In order to achieve a perfect corner, we installed all of the oak boards on the long side of the backrest first. We then cut the short boards at a 10 degree angle on the right side. They were then slid into place, marked on the left side and cut at a simple 90 degree angle. No compound cuts were necessary and it turned out perfect!
When it came time to cap off the ends of each backrest, I cut a slightly larger scrap of oak board at a 10 degree angle, then took careful measurements and cut out the shape with a jigsaw. it was a labor of love, but I’m proud of it! Here’s how it looked, before and after:
While I finished up the oak on the backrest, Kim got to work upholstering the seating surfaces. We purchased 2″ thick furniture foam online and trimmed it to fit the plywood seats. The plywood and foam were then flipped upside-down onto this Sunbrella fabric and stapled it in place with a staple gun and 1/4″ staples.
The last step was to skin the floating table with leftover oak. The front and side panels were ripped down to 4″ and the top was covered with 4 1/4″ thick planks for visual continuity. They turned out exactly as we imagined and ended up mirroring the lines of the backrests and shiplap! While it’s not intended to support the weight of more than a few books and a drink or two, we tested the upper limits and stood on it to make sure it was solid. Much like the rest of the banquette, it’s not going anywhere!
Note: We used a nickel to keep the space between the boards the same as the banquette back and shiplap base.
We Have a Banquette!
Jack is obviously thrilled with our accomplishment.
We’re so happy with how this corner turned out! These corner cuts are one of those small details that can easily trip you up (guilty), but once we stepped back and thought about it, the cuts were simpler than we imagined:
We love the way the darker lines of the plaid outdoor fabric mimic the black window frames! It’s subtle, but it really unifies the space.
While our intent was to put the seating surfaces onto hinges with hydraulic lifters, we realized that the bench tops wouldn’t be very easy to flip up and access with those thick, cozy cushions. We ended up nixing the idea of hinges at the last minute, and instead, we opted to simply allow the tops to rest in place. With the fabric and cushions being so snug against one another, they stay put nicely! We have no concerns of them shifting any more than, say, a couch cushions might. Plus, look at all that glorious storage!
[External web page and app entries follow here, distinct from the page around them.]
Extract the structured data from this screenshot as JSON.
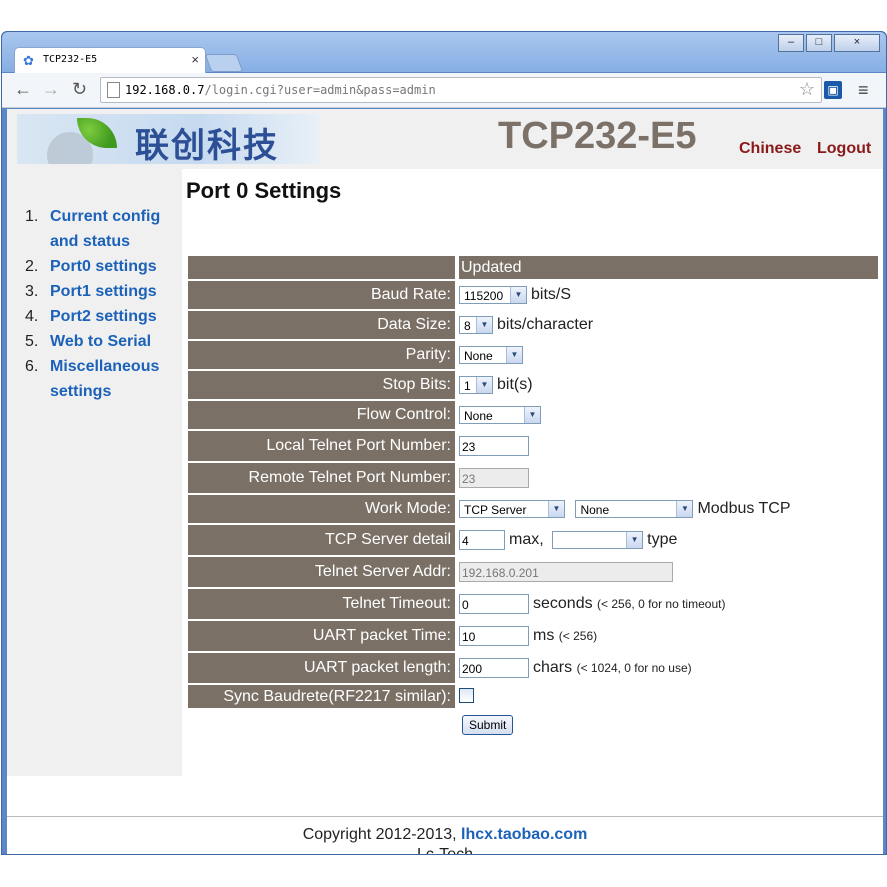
{
  "browser": {
    "tab_title": "TCP232-E5",
    "tab_close": "×",
    "url_host": "192.168.0.7",
    "url_path": "/login.cgi?user=admin&pass=admin",
    "window_min": "–",
    "window_max": "□",
    "window_close": "×"
  },
  "header": {
    "logo_text": "联创科技",
    "device_title": "TCP232-E5",
    "link_chinese": "Chinese",
    "link_logout": "Logout"
  },
  "sidebar": {
    "items": [
      {
        "num": "1.",
        "label": "Current config and status"
      },
      {
        "num": "2.",
        "label": "Port0 settings"
      },
      {
        "num": "3.",
        "label": "Port1 settings"
      },
      {
        "num": "4.",
        "label": "Port2 settings"
      },
      {
        "num": "5.",
        "label": "Web to Serial"
      },
      {
        "num": "6.",
        "label": "Miscellaneous settings"
      }
    ]
  },
  "main": {
    "title": "Port 0 Settings",
    "status": "Updated",
    "baud_label": "Baud Rate:",
    "baud_value": "115200",
    "baud_unit": "bits/S",
    "datasize_label": "Data Size:",
    "datasize_value": "8",
    "datasize_unit": "bits/character",
    "parity_label": "Parity:",
    "parity_value": "None",
    "stopbits_label": "Stop Bits:",
    "stopbits_value": "1",
    "stopbits_unit": "bit(s)",
    "flow_label": "Flow Control:",
    "flow_value": "None",
    "local_port_label": "Local Telnet Port Number:",
    "local_port_value": "23",
    "remote_port_label": "Remote Telnet Port Number:",
    "remote_port_value": "23",
    "workmode_label": "Work Mode:",
    "workmode_value": "TCP Server",
    "workmode2_value": "None",
    "workmode_suffix": "Modbus TCP",
    "tcpdetail_label": "TCP Server detail",
    "tcpdetail_value": "4",
    "tcpdetail_max": "max,",
    "tcpdetail_type_value": "",
    "tcpdetail_type": "type",
    "telnet_addr_label": "Telnet Server Addr:",
    "telnet_addr_value": "192.168.0.201",
    "timeout_label": "Telnet Timeout:",
    "timeout_value": "0",
    "timeout_unit": "seconds",
    "timeout_note": "(< 256, 0 for no timeout)",
    "uart_time_label": "UART packet Time:",
    "uart_time_value": "10",
    "uart_time_unit": "ms",
    "uart_time_note": "(< 256)",
    "uart_len_label": "UART packet length:",
    "uart_len_value": "200",
    "uart_len_unit": "chars",
    "uart_len_note": "(< 1024, 0 for no use)",
    "sync_label": "Sync Baudrete(RF2217 similar):",
    "submit_label": "Submit"
  },
  "footer": {
    "copyright": "Copyright 2012-2013,",
    "link": "lhcx.taobao.com",
    "company": "Lc-Tech"
  },
  "colors": {
    "label_bg": "#7a7065",
    "link_blue": "#1c62b9",
    "header_link": "#8b1a1a"
  }
}
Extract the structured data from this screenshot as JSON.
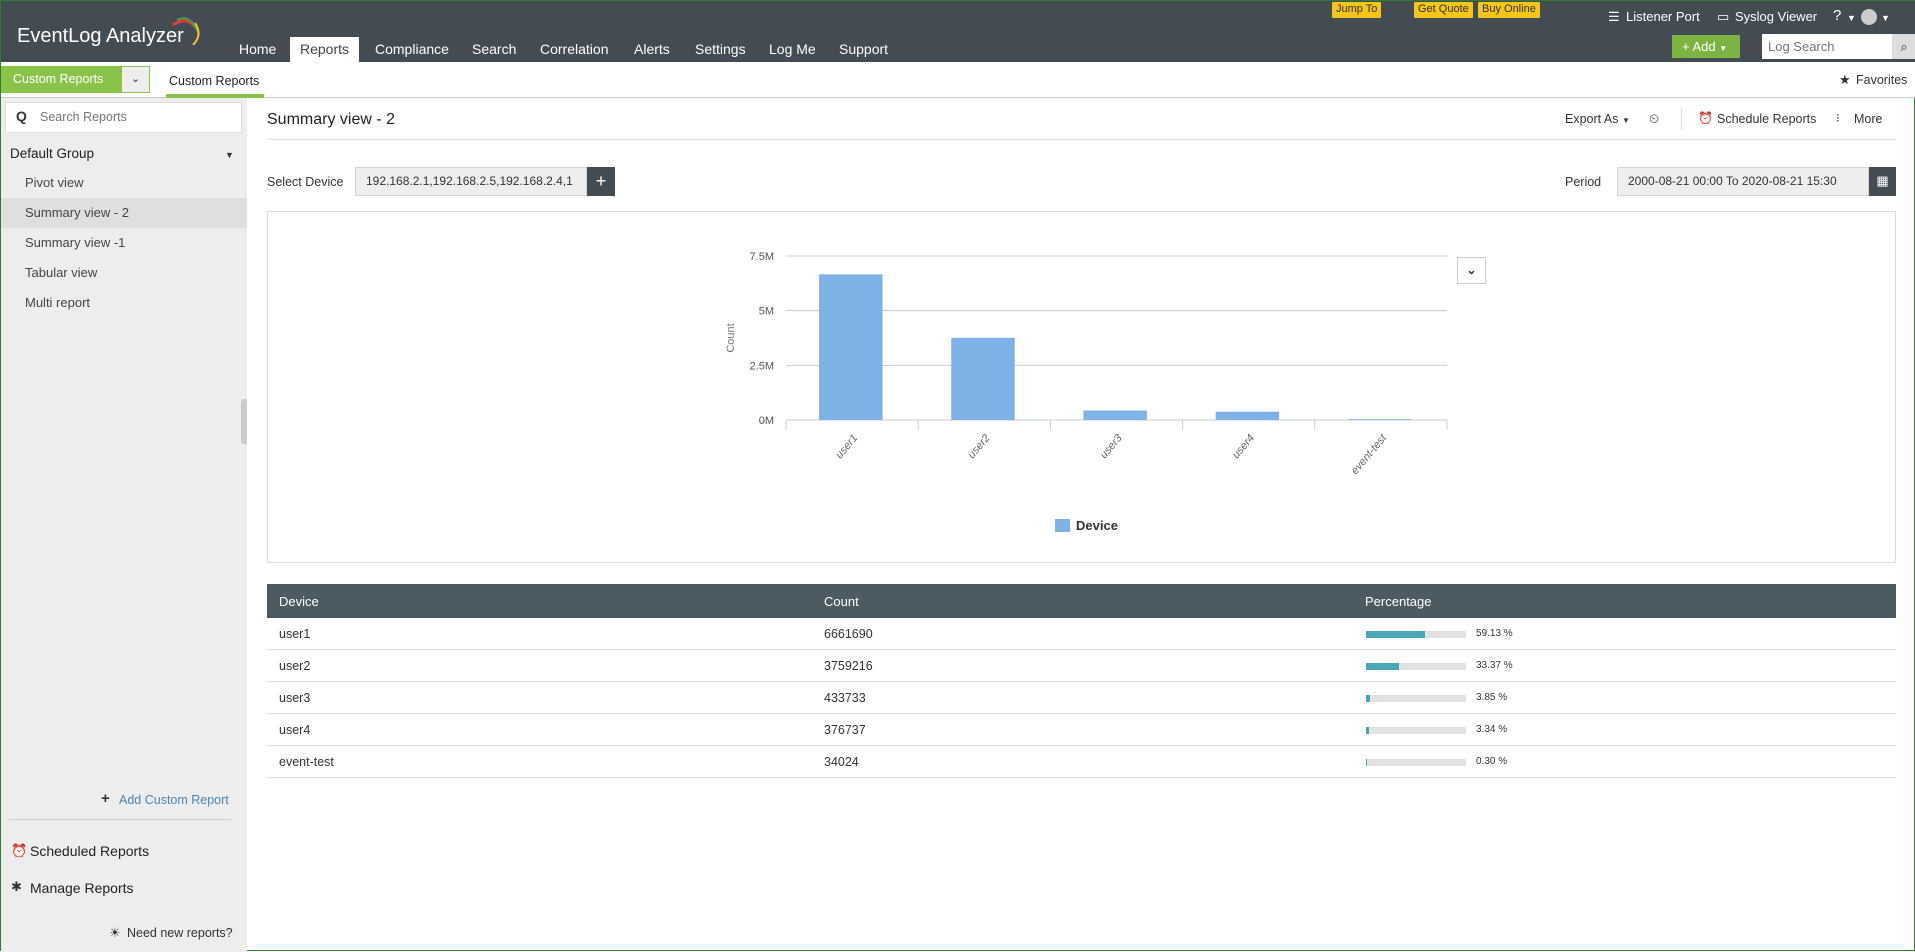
{
  "app": {
    "title": "EventLog Analyzer"
  },
  "topbar": {
    "jump_to": "Jump To",
    "get_quote": "Get Quote",
    "buy_online": "Buy Online",
    "listener_port": "Listener Port",
    "syslog_viewer": "Syslog Viewer",
    "help": "?",
    "add": "+ Add",
    "log_search_placeholder": "Log Search"
  },
  "nav": [
    "Home",
    "Reports",
    "Compliance",
    "Search",
    "Correlation",
    "Alerts",
    "Settings",
    "Log Me",
    "Support"
  ],
  "subheader": {
    "selector": "Custom Reports",
    "tab": "Custom Reports",
    "favorites": "Favorites"
  },
  "sidebar": {
    "search_placeholder": "Search Reports",
    "group": "Default Group",
    "items": [
      "Pivot view",
      "Summary view - 2",
      "Summary view -1",
      "Tabular view",
      "Multi report"
    ],
    "add_custom": "Add Custom Report",
    "scheduled": "Scheduled Reports",
    "manage": "Manage Reports",
    "need_new": "Need new reports?"
  },
  "main": {
    "title": "Summary view - 2",
    "export_as": "Export As",
    "schedule_reports": "Schedule Reports",
    "more": "More",
    "select_device_label": "Select Device",
    "select_device_value": "192.168.2.1,192.168.2.5,192.168.2.4,1",
    "period_label": "Period",
    "period_value": "2000-08-21 00:00 To 2020-08-21 15:30"
  },
  "chart_data": {
    "type": "bar",
    "categories": [
      "user1",
      "user2",
      "user3",
      "user4",
      "event-test"
    ],
    "values": [
      6661690,
      3759216,
      433733,
      376737,
      34024
    ],
    "ylabel": "Count",
    "yticks": [
      "0M",
      "2.5M",
      "5M",
      "7.5M"
    ],
    "ylim": [
      0,
      7500000
    ],
    "legend": "Device",
    "color": "#7eb2e6",
    "grid": true,
    "legend_position": "bottom"
  },
  "table": {
    "headers": [
      "Device",
      "Count",
      "Percentage"
    ],
    "rows": [
      {
        "device": "user1",
        "count": "6661690",
        "pct": 59.13,
        "pct_label": "59.13 %"
      },
      {
        "device": "user2",
        "count": "3759216",
        "pct": 33.37,
        "pct_label": "33.37 %"
      },
      {
        "device": "user3",
        "count": "433733",
        "pct": 3.85,
        "pct_label": "3.85 %"
      },
      {
        "device": "user4",
        "count": "376737",
        "pct": 3.34,
        "pct_label": "3.34 %"
      },
      {
        "device": "event-test",
        "count": "34024",
        "pct": 0.3,
        "pct_label": "0.30 %"
      }
    ]
  }
}
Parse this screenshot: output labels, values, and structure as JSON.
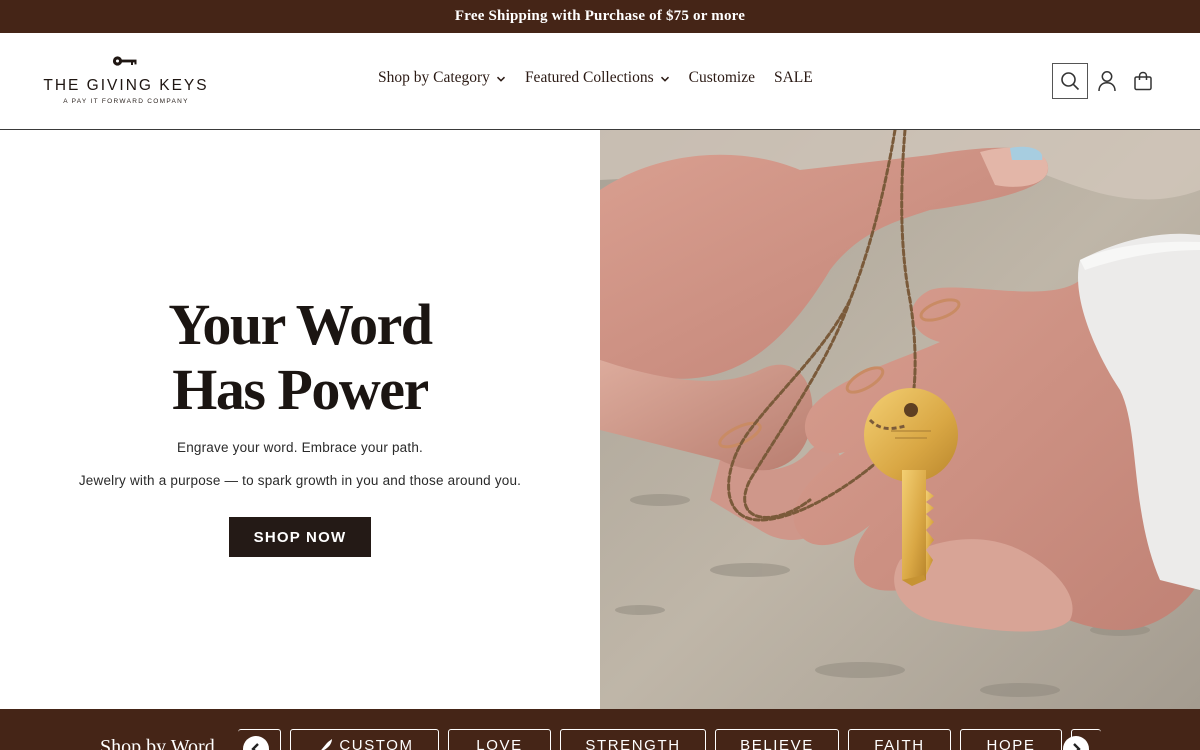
{
  "announcement": "Free Shipping with Purchase of $75 or more",
  "logo": {
    "wordmark": "THE GIVING KEYS",
    "tagline": "A PAY IT FORWARD COMPANY"
  },
  "nav": {
    "shop_by_category": "Shop by Category",
    "featured_collections": "Featured Collections",
    "customize": "Customize",
    "sale": "SALE"
  },
  "hero": {
    "title_line1": "Your Word",
    "title_line2": "Has Power",
    "subtitle1": "Engrave your word. Embrace your path.",
    "subtitle2": "Jewelry with a purpose — to spark growth in you and those around you.",
    "cta": "SHOP NOW"
  },
  "shop_by_word": {
    "title": "Shop by Word",
    "words": [
      "CUSTOM",
      "LOVE",
      "STRENGTH",
      "BELIEVE",
      "FAITH",
      "HOPE"
    ]
  },
  "colors": {
    "brand_brown": "#452517",
    "button_dark": "#241a16"
  },
  "icons": [
    "key-logo-icon",
    "chevron-down-icon",
    "search-icon",
    "account-icon",
    "cart-icon",
    "feather-icon",
    "arrow-left-icon",
    "arrow-right-icon"
  ]
}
All the Numbers In One Place
For anyone wondering, below are the finished dimensions:
- 93″ overall length (long side)
- 54″ overall width (short side under the window)
- 22″ overall depth
- 30″ overall height
- 17″ seating surface depth
- 17″ seat height (before adding our cushion)
- 10 degree backrest angle
- 13″ overall backrest height
- 22″d x 16″w ‘floating’ side table
The final cost of this large corner banquette came to almost $500, which in a large part was due to choosing the beautiful oak boards. Our fabric and foam was an additional $150 for a grand total of $650!
All told, this project took about 50 total (wo)man-hours to complete. As usual, we think we could probably repeat the build in a little more than half that time since we’ve got all of the math and proportions figured out, but hopefully this will be easier for you now, ha! This is probably the woodworking project we’re most proud of to this point.
Now we just have to wait for our dining table to arrive, which is going to be tough. Truth be told, we pulled up our folding table to the banquette the morning after completion to have breakfast, and it really brought the total effect down a few notches. Ha! But we’re so close. Dining area for six plus, here we come!
Thank you to our sponsor, Lowe’s Home Improvement, for supporting our vision for this project! We were able to find all the building materials we needed, in-stock, at our local Lowe’s.